The Moskowitz lab investigates the gene regulatory networks that govern embryonic development and mature organ function.
Our primary goal is to understand the molecular logic underlying biological processes including cardiac development and cardiac rhythm. We also investigate the relationship between gene regulatory network dysfunction, caused in some cases by genetic variants, and the molecular basis of disease, including Congenital Heart Disease and cardiac arrhythmias.
Recent advances and projects of interest in the Moskowitz laboratory include a novel paradigm for differentiation control in cardiac development; a novel approach to define essential gene regulatory networks in cardiac rhythm control; non-coding RNAs in cardiac gene regulatory networks; micro-RNAs in cardiac rhythm control; complex multi-organ signaling in cardiac septation; early mesodermal development and the genesis of cardiac progenitors; the oligogenic basis of cardiac arrhythmias; and the human genetics of cardiac septal defects.

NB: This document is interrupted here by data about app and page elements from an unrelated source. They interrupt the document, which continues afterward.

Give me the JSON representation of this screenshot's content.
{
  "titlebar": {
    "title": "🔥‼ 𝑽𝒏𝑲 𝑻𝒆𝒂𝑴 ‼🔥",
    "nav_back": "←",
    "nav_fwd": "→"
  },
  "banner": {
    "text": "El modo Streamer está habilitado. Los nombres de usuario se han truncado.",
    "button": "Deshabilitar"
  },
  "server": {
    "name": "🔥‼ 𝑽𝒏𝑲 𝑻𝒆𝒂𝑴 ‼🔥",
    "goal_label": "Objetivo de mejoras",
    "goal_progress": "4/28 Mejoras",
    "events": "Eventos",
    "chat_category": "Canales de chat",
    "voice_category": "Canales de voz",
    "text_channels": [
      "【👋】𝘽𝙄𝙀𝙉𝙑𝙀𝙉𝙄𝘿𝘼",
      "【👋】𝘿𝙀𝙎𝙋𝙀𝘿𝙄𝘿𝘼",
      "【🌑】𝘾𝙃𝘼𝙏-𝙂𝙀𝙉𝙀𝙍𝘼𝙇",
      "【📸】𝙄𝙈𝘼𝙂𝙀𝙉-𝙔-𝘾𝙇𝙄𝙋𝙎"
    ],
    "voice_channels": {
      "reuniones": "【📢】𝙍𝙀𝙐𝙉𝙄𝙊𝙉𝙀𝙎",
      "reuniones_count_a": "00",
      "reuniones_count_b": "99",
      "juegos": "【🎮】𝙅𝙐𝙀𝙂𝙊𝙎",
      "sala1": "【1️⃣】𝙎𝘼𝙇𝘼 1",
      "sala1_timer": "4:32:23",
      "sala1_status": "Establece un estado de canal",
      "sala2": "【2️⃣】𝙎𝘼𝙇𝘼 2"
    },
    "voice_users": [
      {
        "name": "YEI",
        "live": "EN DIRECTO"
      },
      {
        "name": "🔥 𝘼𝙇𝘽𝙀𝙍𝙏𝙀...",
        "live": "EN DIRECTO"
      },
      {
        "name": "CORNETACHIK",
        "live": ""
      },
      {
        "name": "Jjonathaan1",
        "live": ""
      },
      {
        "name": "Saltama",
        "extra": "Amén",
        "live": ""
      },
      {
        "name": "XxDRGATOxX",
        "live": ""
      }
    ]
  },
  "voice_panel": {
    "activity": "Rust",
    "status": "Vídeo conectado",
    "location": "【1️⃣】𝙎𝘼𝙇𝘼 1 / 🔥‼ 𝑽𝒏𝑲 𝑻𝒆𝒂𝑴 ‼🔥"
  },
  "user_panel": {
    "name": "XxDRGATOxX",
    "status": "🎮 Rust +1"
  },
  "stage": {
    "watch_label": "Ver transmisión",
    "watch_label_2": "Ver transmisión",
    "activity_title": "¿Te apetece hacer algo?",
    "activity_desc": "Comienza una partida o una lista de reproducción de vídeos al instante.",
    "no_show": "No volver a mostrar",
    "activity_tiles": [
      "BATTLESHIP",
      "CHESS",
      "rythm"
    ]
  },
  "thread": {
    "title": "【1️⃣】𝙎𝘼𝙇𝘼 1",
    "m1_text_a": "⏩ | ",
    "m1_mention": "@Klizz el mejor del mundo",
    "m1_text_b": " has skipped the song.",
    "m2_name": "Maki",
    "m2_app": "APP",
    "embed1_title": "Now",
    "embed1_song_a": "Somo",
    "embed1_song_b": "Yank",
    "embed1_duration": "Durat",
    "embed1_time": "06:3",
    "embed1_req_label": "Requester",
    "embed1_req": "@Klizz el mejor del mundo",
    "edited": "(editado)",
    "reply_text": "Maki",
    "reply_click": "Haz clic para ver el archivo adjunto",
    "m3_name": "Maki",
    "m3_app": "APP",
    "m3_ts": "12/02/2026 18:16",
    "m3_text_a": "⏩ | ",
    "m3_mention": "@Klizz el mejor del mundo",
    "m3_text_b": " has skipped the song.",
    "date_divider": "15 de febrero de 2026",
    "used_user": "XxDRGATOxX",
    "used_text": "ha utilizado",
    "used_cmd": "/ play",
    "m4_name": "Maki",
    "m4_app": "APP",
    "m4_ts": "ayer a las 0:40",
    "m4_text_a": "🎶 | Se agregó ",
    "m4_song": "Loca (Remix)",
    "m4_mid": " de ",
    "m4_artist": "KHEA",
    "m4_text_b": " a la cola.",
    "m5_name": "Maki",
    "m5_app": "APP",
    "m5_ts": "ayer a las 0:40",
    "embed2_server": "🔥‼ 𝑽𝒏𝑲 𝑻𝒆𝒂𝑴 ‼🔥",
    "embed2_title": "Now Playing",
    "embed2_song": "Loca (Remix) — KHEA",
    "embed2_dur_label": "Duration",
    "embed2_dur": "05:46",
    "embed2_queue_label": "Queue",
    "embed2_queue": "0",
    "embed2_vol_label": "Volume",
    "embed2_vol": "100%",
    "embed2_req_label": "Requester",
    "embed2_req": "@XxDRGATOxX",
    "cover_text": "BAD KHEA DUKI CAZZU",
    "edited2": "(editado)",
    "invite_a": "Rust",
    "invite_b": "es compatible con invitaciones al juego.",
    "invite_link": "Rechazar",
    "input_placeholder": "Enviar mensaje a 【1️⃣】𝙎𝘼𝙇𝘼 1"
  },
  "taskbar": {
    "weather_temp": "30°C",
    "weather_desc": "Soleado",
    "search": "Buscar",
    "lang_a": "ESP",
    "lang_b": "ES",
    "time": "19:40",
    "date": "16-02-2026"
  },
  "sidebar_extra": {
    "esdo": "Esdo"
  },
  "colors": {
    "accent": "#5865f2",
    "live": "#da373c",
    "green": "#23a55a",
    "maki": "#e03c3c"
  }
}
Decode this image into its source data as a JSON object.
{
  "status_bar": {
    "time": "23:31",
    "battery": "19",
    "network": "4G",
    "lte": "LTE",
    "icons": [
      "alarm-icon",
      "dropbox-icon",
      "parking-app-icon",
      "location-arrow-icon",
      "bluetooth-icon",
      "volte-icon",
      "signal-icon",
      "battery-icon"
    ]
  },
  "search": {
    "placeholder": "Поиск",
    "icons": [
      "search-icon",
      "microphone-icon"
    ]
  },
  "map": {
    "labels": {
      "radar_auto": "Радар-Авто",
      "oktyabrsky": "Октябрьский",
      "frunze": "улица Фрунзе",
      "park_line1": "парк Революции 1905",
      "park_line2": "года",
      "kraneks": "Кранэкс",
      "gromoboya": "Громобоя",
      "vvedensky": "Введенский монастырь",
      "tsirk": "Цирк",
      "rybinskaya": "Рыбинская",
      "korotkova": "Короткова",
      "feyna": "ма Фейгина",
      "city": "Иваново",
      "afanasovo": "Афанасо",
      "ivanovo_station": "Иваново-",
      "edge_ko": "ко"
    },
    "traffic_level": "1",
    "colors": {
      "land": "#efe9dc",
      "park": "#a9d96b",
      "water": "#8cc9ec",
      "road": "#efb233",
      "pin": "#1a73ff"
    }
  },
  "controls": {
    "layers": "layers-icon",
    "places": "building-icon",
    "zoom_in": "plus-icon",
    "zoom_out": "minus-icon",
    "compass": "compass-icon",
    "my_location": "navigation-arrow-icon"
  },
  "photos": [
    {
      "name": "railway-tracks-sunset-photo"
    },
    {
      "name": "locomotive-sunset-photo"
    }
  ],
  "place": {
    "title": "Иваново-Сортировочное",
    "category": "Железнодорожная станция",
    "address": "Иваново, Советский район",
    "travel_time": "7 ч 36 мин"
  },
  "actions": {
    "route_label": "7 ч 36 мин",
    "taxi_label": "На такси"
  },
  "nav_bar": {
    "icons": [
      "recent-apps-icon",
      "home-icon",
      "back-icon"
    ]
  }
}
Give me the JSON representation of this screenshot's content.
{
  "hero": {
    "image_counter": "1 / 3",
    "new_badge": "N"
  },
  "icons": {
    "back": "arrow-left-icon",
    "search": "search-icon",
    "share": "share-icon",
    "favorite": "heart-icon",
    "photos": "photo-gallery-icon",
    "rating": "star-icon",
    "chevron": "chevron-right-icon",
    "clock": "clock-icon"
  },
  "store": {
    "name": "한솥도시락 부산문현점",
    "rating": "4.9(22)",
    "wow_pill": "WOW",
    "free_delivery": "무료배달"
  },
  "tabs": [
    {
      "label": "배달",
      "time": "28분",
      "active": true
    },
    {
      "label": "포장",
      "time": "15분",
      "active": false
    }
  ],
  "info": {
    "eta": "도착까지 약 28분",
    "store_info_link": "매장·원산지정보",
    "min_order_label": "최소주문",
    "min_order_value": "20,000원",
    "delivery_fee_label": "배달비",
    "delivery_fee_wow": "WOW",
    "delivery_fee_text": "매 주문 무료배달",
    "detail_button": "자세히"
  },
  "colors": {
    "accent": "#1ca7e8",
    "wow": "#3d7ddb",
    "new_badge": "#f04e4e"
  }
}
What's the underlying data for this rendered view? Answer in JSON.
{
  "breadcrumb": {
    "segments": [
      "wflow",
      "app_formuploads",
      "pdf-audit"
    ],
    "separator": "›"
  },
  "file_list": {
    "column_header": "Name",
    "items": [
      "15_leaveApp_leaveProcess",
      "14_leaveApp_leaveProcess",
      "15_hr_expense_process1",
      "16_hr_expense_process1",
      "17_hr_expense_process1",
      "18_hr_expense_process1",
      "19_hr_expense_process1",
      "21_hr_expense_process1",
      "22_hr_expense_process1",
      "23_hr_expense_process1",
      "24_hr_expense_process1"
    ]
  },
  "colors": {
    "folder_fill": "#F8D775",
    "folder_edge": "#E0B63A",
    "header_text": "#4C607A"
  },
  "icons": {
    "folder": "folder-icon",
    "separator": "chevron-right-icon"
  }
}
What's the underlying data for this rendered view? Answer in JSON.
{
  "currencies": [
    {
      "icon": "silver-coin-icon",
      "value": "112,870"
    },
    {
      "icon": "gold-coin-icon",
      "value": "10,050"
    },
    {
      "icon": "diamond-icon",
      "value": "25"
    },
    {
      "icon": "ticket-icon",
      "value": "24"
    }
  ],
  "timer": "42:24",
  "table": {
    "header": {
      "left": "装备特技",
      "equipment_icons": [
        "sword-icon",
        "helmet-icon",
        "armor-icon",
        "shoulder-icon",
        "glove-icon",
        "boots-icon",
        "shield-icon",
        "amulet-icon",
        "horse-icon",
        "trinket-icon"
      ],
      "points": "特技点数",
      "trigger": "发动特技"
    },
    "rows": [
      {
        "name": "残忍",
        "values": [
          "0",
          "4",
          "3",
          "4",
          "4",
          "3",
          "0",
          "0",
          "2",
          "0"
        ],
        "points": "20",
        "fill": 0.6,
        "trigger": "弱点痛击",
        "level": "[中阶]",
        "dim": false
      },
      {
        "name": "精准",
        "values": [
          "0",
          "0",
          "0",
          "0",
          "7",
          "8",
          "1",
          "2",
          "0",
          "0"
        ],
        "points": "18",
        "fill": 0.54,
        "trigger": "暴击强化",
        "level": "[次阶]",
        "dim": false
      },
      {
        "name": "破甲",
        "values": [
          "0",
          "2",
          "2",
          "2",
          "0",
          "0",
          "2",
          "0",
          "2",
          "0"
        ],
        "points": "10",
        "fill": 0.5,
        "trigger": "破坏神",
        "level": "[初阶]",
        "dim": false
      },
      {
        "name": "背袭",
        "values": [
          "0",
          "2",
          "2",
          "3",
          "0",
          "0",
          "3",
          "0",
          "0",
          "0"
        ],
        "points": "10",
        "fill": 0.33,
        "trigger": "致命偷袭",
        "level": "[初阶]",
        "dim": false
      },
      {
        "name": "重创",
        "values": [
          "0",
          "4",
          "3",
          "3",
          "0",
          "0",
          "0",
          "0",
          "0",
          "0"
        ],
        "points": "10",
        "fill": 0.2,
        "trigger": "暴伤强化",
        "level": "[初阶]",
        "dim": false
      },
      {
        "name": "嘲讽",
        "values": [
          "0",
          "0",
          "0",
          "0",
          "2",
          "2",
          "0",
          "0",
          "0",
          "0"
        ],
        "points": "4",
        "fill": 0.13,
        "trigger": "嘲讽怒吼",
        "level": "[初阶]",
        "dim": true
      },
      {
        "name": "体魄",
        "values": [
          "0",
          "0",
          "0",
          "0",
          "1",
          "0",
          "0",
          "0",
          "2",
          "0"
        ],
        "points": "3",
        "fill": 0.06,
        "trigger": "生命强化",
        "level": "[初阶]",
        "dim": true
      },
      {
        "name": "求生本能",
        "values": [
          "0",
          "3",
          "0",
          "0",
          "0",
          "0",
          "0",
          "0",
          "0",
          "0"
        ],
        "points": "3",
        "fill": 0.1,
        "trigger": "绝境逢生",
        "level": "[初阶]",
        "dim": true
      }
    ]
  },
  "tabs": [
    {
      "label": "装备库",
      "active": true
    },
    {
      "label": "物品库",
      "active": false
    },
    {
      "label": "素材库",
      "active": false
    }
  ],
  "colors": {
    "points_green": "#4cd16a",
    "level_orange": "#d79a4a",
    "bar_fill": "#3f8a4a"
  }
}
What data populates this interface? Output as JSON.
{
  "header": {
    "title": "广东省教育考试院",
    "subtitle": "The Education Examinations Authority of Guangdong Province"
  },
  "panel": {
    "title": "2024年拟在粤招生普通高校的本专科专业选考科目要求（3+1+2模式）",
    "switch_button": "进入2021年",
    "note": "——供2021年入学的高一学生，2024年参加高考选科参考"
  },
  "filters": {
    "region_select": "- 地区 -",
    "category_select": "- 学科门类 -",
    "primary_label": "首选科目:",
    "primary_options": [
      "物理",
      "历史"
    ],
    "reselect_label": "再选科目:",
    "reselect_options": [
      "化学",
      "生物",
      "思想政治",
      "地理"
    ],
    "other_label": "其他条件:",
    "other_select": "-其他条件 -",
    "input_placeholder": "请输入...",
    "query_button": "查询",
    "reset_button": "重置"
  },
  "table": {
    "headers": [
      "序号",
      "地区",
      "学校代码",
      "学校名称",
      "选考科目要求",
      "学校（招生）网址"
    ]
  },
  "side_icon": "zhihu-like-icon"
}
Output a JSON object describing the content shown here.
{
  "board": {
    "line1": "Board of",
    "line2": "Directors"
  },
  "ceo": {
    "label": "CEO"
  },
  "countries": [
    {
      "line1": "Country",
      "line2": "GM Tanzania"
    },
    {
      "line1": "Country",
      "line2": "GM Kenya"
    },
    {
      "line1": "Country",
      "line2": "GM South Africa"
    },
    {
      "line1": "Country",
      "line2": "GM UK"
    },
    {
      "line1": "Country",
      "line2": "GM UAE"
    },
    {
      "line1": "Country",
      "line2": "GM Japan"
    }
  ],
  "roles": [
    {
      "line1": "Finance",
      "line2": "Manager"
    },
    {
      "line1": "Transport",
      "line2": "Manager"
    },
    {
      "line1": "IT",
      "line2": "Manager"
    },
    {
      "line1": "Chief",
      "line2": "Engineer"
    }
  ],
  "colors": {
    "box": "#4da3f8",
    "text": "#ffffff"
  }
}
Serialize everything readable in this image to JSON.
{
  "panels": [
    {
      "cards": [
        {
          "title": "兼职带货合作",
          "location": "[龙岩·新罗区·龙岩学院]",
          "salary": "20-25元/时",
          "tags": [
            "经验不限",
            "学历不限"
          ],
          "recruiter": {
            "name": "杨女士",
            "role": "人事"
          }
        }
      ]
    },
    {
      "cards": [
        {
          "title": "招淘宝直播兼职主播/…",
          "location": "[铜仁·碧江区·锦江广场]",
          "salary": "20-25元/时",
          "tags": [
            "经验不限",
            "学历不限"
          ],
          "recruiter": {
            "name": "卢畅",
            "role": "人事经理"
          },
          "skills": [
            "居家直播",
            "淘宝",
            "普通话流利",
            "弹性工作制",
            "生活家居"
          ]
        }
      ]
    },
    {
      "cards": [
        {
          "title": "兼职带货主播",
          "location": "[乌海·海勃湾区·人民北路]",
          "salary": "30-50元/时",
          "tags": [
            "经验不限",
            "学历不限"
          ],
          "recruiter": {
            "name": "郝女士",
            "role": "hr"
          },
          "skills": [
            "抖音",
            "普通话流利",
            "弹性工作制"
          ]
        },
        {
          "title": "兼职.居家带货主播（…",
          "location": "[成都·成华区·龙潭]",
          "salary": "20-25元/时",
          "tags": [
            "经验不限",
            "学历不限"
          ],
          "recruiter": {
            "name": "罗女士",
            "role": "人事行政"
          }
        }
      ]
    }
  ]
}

We investigate these problems using cutting-edge genome-wide technologies. Current work aims to translate genetic implication into genomic and molecular mechanism in cardiac development and rhythm and to broaden our investigations to other organ systems. These studies extend beyond cardiac biology into general principles of developmental biology and gene regulation.